This course is designed to introduce basic economic concepts related to individual decision-makers in the economy - households, businesses and governments - and how they interact. Meaning, nature and methods of economic study are introduced. Supply, demand and elasticity are used to analyze consumer and firm behaviors in different types of markets. The rationale for various public policies designed to modify the workings of markets is examined.
This course is designed to introduce basic economic concepts related to aggregate economic relationships such as output and income, national income accounting, aggregate supply and aggregate demand, unemployment, inflation, economic growth and development, money and banking, and the international economy. The course emphasizes the main components of aggregate expenditure and determination of equilibrium level of income, in addition to the analysis of the effects of fiscal and monetary policies on the economy. It extends understanding of the ability of governments to influence economic performance.
Pre-requisite: ECO 200
The aim of this course is to review basic quantitative methods used in business decision-making. The major focus of the course will be on decision-making under uncertainty and certainty such as linear programming. Some of the specific topics to be covered will include: problem formulation, graphic solutions and different forms of linear programming such as transportation and assignment models, queuing theory, decision analysis, inventory systems and forecasting.
Pre-requisites: MTH 131, STA 231
This course is designed to acquaint students of business administration with the economics of managerial decision-making, paying special attention to the criteria for rational decision making in private business, non-profit institutions and public agencies.
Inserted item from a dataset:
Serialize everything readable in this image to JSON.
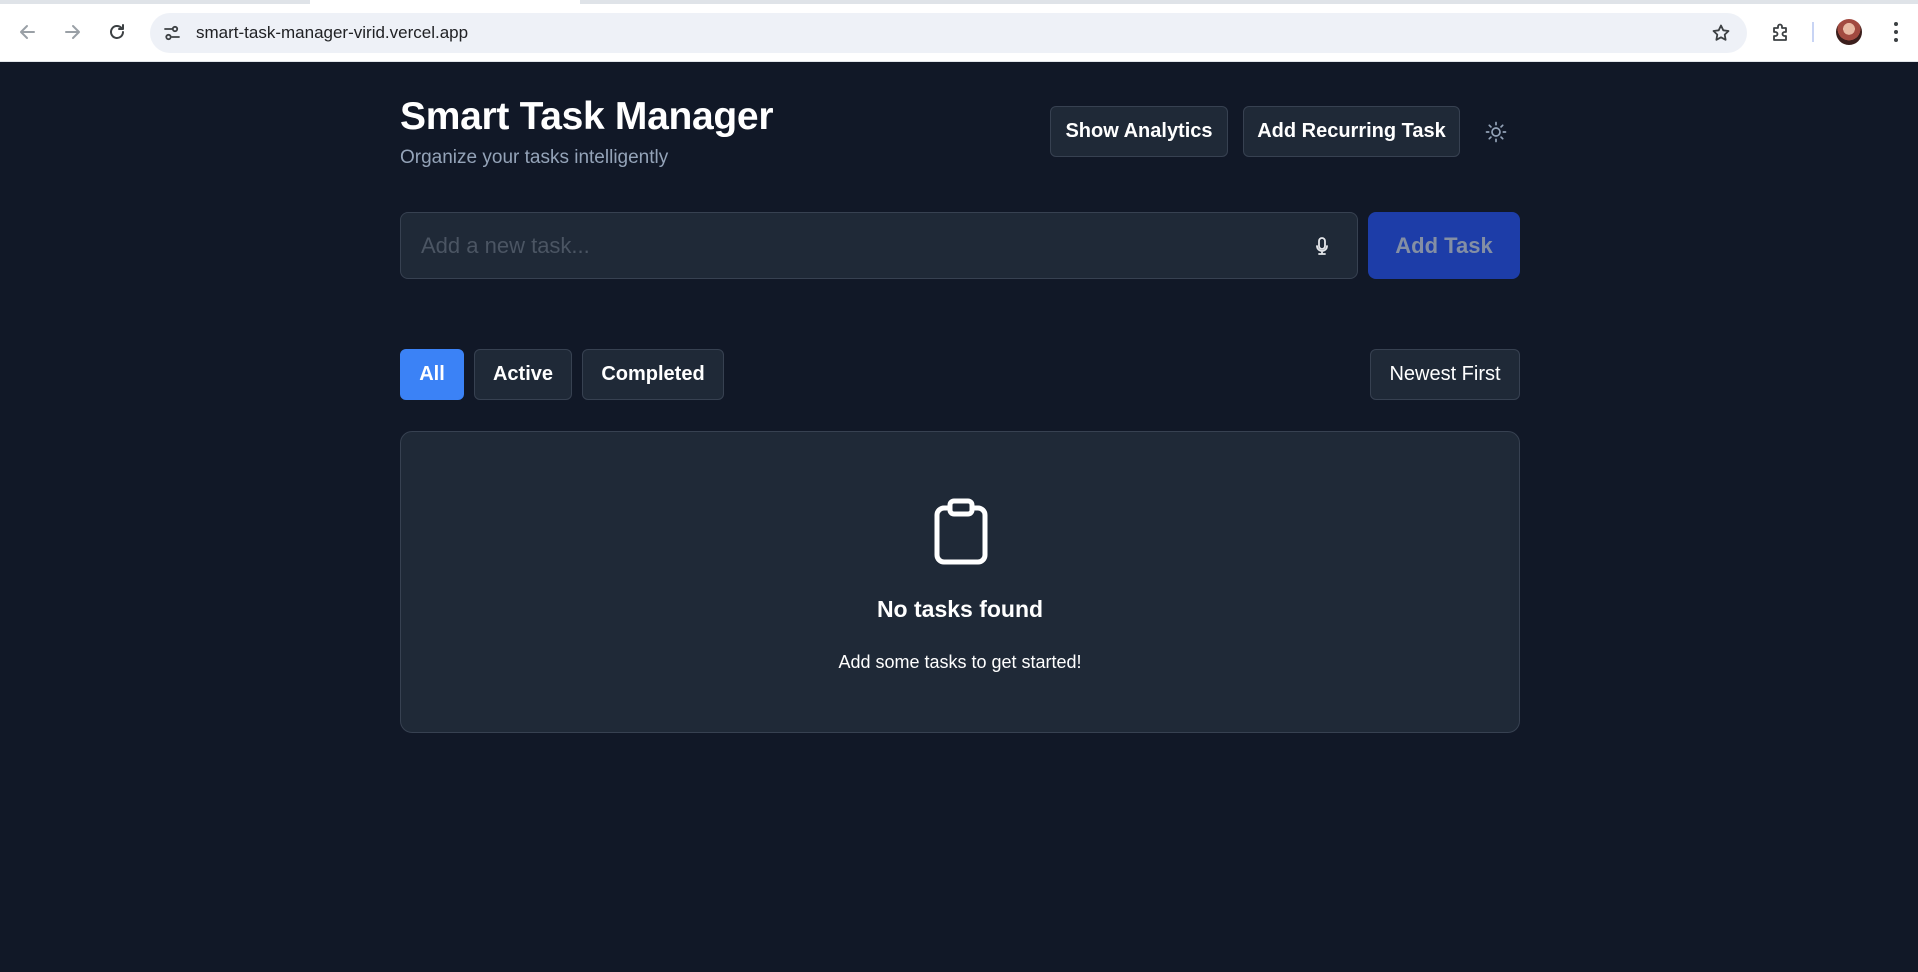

The course emphasizes the application of economic theory and the tools of decision science to examine how an organization can achieve its objectives most efficiently. It is an application of economic theory and analysis to the managerial decision-making process.
Pre-requisites: ECO 200
This course is designed to introduce the concepts, measurements and theories of broad-based sustainable development, as well as the relationships between economic development, human development and environment. Students will also become familiar with several theories of development, and the characteristics and the quality of life in GCC countries will be investigated and compared to those of other countries. The focus would be on the causes, problems and challenges associated with the development of GCC countries, such as population structure and localization policies, the feasibility of GCC states integration and the impact of oil and non-oil production on development.
Pre-requisite: ECO 210
This course takes the form of a dissertation completed by graduating students in partial fulfillment of BSc in Management, Accounting, Marketing and Finance degree programs. Students choose an appropriate research project, justify it, work out the research methodology, and analyze, synthesize and evaluate information, then communicate significant knowledge and understanding. The proposed research should be related to the program. An academic advisor is assigned to advise the student at various stages of the research project. This course culminates in the preparation of a dissertation by each student. The course is an integral part of the curriculum, designed to train students to undertake scientific research and bridge the gap between theory and practice in management, accounting, marketing or finance.
Pre-requisite: 102 credit hours, MGT 312
After the completion of 96 credit hours, including seven major core courses. The aim of supervised training is to enable students to practice the learnt theories and concepts in a business organization. Students from any business discipline undergo a training period that is closely monitored by an instructor and the manager/supervisor of the organization to ensure that the student cultivates sound professional attitudes and ethics needed in work places.